* PROBLEM REQUIREMENTS: Write out the entries again. Match each one exactly.

(Data excerpts)
[Start of section]

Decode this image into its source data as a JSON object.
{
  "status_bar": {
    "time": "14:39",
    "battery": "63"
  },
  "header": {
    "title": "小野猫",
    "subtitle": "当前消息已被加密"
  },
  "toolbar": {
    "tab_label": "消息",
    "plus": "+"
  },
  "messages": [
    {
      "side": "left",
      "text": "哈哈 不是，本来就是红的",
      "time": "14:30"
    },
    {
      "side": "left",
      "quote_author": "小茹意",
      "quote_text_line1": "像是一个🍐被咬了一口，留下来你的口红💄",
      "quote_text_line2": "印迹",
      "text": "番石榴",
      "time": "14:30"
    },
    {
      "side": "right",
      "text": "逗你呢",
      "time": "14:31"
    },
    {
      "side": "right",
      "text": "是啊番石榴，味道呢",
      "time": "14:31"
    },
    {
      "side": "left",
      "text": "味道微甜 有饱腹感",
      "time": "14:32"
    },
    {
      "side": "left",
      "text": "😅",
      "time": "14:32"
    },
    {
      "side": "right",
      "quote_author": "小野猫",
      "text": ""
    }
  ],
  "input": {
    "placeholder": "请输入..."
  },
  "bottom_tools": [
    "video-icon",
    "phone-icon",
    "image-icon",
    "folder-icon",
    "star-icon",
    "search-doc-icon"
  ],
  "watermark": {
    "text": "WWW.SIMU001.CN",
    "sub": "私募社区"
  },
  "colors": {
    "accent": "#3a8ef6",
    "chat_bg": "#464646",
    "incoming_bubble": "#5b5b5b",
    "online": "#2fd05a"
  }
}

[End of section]

* EXERCISE RESULT:
Decode this image into its source data as a JSON object.
{
  "status_bar": {
    "time": "14:39",
    "battery": "63"
  },
  "header": {
    "title": "小野猫",
    "subtitle": "当前消息已被加密"
  },
  "toolbar": {
    "tab_label": "消息",
    "plus": "+"
  },
  "messages": [
    {
      "side": "left",
      "text": "哈哈 不是，本来就是红的",
      "time": "14:30"
    },
    {
      "side": "left",
      "quote_author": "小茹意",
      "quote_text_line1": "像是一个🍐被咬了一口，留下来你的口红💄",
      "quote_text_line2": "印迹",
      "text": "番石榴",
      "time": "14:30"
    },
    {
      "side": "right",
      "text": "逗你呢",
      "time": "14:31"
    },
    {
      "side": "right",
      "text": "是啊番石榴，味道呢",
      "time": "14:31"
    },
    {
      "side": "left",
      "text": "味道微甜 有饱腹感",
      "time": "14:32"
    },
    {
      "side": "left",
      "text": "😅",
      "time": "14:32"
    },
    {
      "side": "right",
      "quote_author": "小野猫",
      "text": ""
    }
  ],
  "input": {
    "placeholder": "请输入..."
  },
  "bottom_tools": [
    "video-icon",
    "phone-icon",
    "image-icon",
    "folder-icon",
    "star-icon",
    "search-doc-icon"
  ],
  "watermark": {
    "text": "WWW.SIMU001.CN",
    "sub": "私募社区"
  },
  "colors": {
    "accent": "#3a8ef6",
    "chat_bg": "#464646",
    "incoming_bubble": "#5b5b5b",
    "online": "#2fd05a"
  }
}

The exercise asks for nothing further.